Steffen PR, Austin T, DeBarros A, Brown T. The Impact of Resonance Frequency Breathing on Measures of Heart Rate Variability, Blood Pressure, and Mood. Front Public Health. 2017 Aug 25;5:222. doi: 10.3389/fpubh.2017.00222. PMID: 28890890; PMCID: PMC5575449.

Sevoz-Couche C, Laborde S. Heart rate variability and slow-paced breathing: when coherence meets resonance. Neurosci Biobehav Rev. 2022 Apr;135:104576. doi: 10.1016/j.neubiorev.2022.104576. Epub 2022 Feb 12. PMID: 35167847.

Pagaduan J, Wu SS, Kameneva T, Lambert E. Acute effects of resonance frequency breathing on cardiovascular regulation. Physiol Rep. 2019 Nov;7(22):e14295. doi: 10.14814/phy2.14295. PMID: 31782265; PMCID: PMC6882954.

Lehrer PM, Gevirtz R. Heart rate variability biofeedback: how and why does it work? Front Psychol. 2014 Jul 21;5:756. doi: 10.3389/fpsyg.2014.00756. PMID: 25101026; PMCID: PMC4104929.
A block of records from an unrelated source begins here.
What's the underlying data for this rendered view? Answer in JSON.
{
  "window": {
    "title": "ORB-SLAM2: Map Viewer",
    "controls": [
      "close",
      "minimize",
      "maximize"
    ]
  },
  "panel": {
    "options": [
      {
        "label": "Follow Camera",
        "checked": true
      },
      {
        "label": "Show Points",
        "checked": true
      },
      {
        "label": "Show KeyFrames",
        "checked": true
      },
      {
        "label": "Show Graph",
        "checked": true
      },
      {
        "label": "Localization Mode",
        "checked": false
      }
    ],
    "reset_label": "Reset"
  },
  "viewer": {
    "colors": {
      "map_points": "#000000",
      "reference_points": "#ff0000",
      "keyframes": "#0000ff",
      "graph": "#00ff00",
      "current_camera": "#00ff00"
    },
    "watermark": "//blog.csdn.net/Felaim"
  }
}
Hassett AL, Radvanski DC, Vaschillo EG, Vaschillo B, Sigal LH, Karavidas MK, Buyske S, Lehrer PM. A pilot study of the efficacy of heart rate variability (HRV) biofeedback in patients with fibromyalgia. Appl Psychophysiol Biofeedback. 2007 Mar;32(1):1-10. doi: 10.1007/s10484-006-9028-0. Epub 2007 Jan 12. PMID: 17219062.

Karavidas MK, Lehrer PM, Vaschillo E, Vaschillo B, Marin H, Buyske S, Malinovsky I, Radvanski D, Hassett A. Preliminary results of an open label study of heart rate variability biofeedback for the treatment of major depression. Appl Psychophysiol Biofeedback. 2007 Mar;32(1):19-30. doi: 10.1007/s10484-006-9029-z. Epub 2007 Mar 1. PMID: 17333315.

Vierra J, Boonla O, Prasertsri P. Effects of sleep deprivation and 4-7-8 breathing control on heart rate variability, blood pressure, blood glucose, and endothelial function in healthy young adults. Physiol Rep. 2022 Jul;10(13):e15389. doi: 10.14814/phy2.15389. PMID: 35822447; PMCID: PMC9277512.

Saoji AA, Raghavendra BR, Rajesh SK, Manjunath NK. Immediate Effects of Yoga Breathing with Intermittent Breath Holding on Response Inhibition among Healthy Volunteers. Int J Yoga. 2018 May-Aug;11(2):99-104. doi: 10.4103/ijoy.IJOY_65_16. PMID: 29755217; PMCID: PMC5934957.

Shreya Ghiya, Alternate nostril breathing: a systematic review of clinical trials, July 2017, International Journal of Research in Medical Sciences 5(8):3273 DOI:10.18203/2320-6012.ijrms20173523.

Gregory, Amanda, How Deep Breathing Can Worsen Trauma Responses, Psychology Today, 22 August 2022